Go line by line through the entries below and copy those containing the string "title".

----- DATASET EXCERPTS -----

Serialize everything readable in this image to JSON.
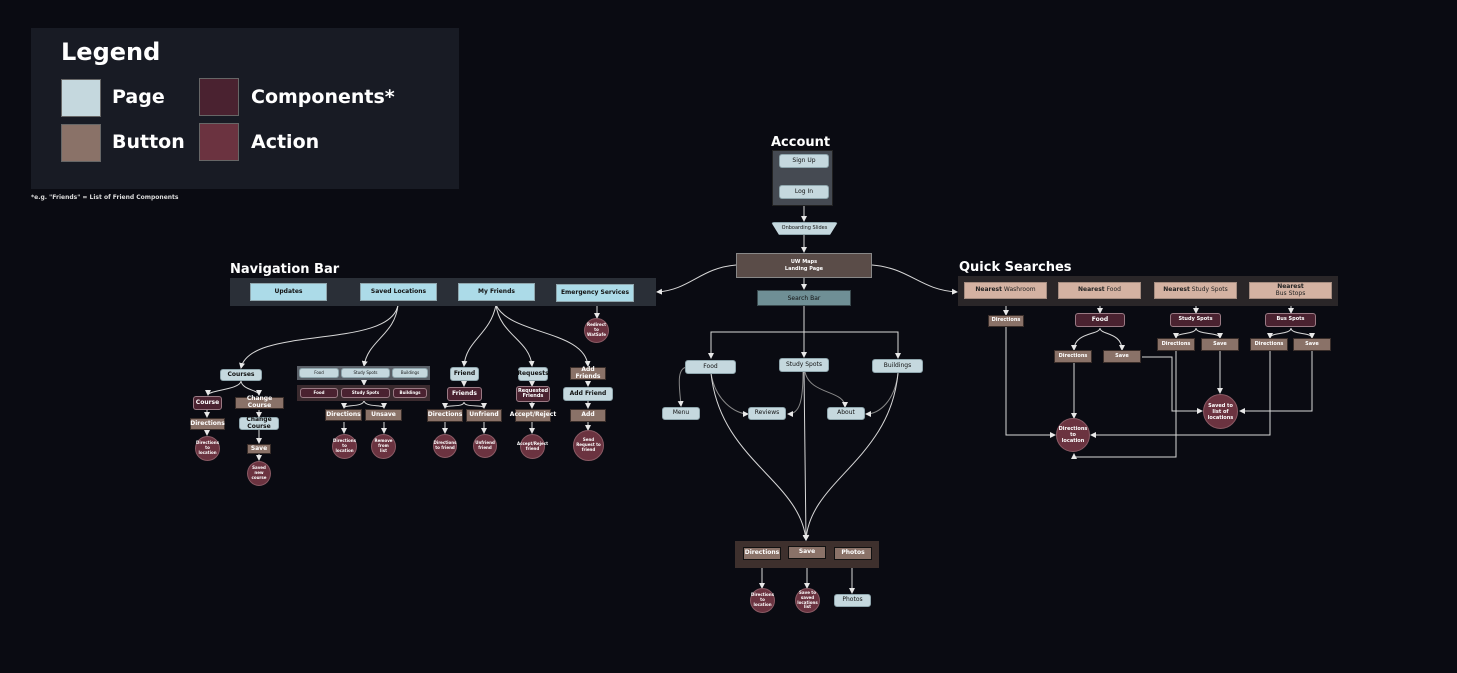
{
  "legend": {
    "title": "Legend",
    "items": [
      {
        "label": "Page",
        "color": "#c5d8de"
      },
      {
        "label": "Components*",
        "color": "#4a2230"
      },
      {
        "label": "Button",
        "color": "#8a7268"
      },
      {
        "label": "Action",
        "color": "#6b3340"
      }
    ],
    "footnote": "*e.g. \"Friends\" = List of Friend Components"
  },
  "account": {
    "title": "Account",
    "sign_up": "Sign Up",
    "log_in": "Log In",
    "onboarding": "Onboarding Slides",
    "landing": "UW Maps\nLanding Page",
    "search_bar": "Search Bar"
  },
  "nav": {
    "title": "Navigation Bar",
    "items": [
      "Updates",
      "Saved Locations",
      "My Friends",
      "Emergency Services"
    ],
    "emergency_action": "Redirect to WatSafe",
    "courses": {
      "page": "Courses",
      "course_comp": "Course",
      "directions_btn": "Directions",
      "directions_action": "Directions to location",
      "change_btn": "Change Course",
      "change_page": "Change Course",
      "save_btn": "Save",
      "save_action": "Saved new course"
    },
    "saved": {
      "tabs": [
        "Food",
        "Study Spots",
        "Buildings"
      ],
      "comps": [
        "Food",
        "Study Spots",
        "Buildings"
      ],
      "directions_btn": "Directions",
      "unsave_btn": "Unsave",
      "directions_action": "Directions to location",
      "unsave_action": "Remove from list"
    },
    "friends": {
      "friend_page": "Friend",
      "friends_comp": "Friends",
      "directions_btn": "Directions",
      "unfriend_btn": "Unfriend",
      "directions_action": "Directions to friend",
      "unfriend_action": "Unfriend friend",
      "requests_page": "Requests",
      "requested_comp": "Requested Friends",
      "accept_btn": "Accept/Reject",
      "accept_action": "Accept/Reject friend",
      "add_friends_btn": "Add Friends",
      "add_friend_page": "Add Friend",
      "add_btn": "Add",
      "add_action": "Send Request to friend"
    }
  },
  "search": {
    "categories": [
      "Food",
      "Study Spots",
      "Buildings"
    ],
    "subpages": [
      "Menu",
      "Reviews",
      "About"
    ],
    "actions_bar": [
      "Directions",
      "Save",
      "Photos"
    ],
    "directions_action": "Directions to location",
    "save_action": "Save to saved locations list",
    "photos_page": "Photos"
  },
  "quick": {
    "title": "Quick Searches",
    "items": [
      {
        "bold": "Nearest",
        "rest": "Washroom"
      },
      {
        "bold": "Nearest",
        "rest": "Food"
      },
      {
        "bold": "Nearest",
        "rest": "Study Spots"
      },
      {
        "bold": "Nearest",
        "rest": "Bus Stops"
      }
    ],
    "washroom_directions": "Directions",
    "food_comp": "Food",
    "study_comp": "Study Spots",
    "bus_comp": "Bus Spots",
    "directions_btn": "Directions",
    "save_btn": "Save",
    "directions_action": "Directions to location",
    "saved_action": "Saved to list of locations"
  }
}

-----

[TASK ANSWER]
    "title": "Legend",
    "title": "Account",
    "title": "Navigation Bar",
    "title": "Quick Searches",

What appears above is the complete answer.